But what of the Illinois student’s challenge to her school’s moment of silence? It is unclear whether the court will now allow such in-school periods of reflection. In past cases, Justice Kennedy has voted to strike down laws that bring prayer into public schools. He views school activities as obligatory and subtly coercive because of peer pressure on students to conform. Justice Scalia disagrees, arguing that “speech is not coercive; the listener may do as he likes.” In the end, the fate of moments of silence may depend on whether Justice Kennedy views the policy as sanctioning official prayer in school.
One thing is virtually certain: the California atheist’s attempts to strike the words “under God” and “In God We Trust” from American public life will fail. Neither Kennedy nor the other conservative justices seem to think these words are coercive or a form of prayer. Indeed, the court will likely affirm the government’s recognition of our country’s long-held traditions and the role of religion in developing America into a great nation.
A Matter of Time
What will the future bring? One or two liberal justices may retire during the next presidency, specifically Justices Stevens and Ginsburg. But it remains to be seen whether the conservative majority will gain more like-minded members on the court. That will depend on the new president and Senate that emerge from the 2008 elections.

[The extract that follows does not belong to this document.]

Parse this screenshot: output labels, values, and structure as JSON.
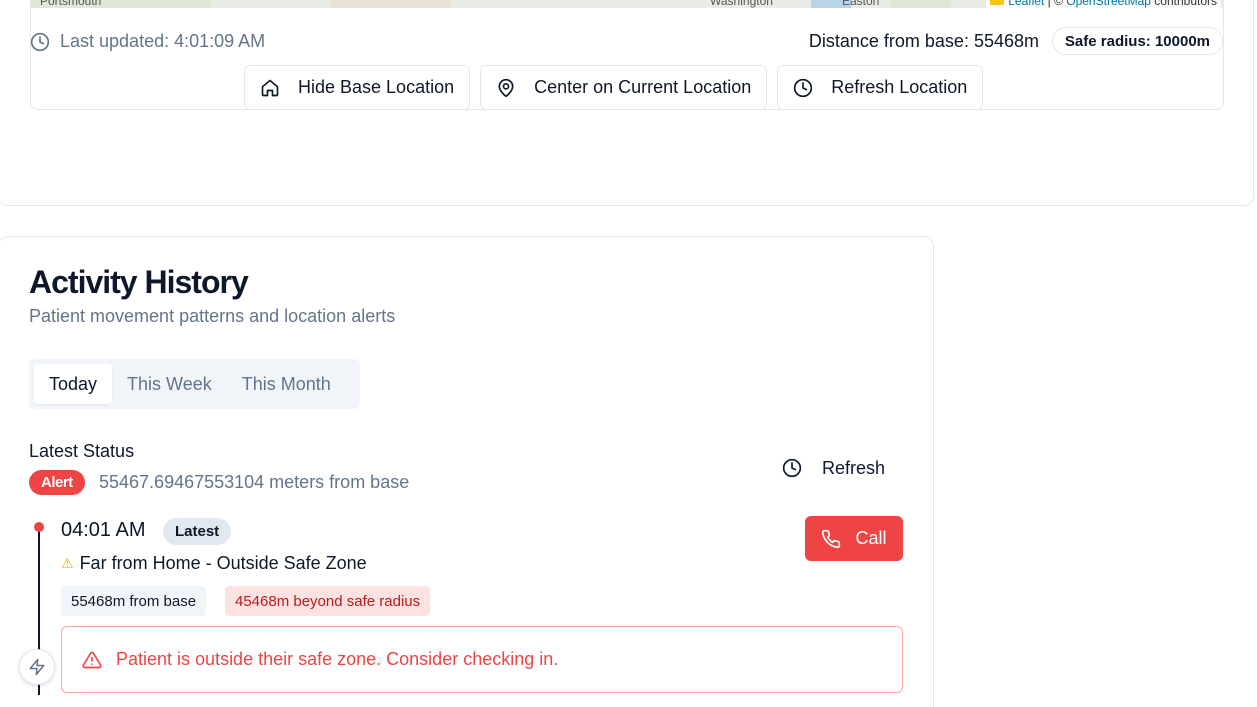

Even if the five Catholics stand alone, however, expect some groundbreaking decisions on a host of religious issues over the next few years. In addition to the issues discussed so far, the court may hear challenges to private school voucher programs and to teaching alternatives to the theory of evolution, among other divisive topics. As these cases wind their way through the lower courts, it is only a matter of time before the new conservative majority on the Supreme Court flexes its muscles.
From the archives, Charles M. Whelan, S.J., on "The Enduring Problem of Religious Liberty." Read the article here.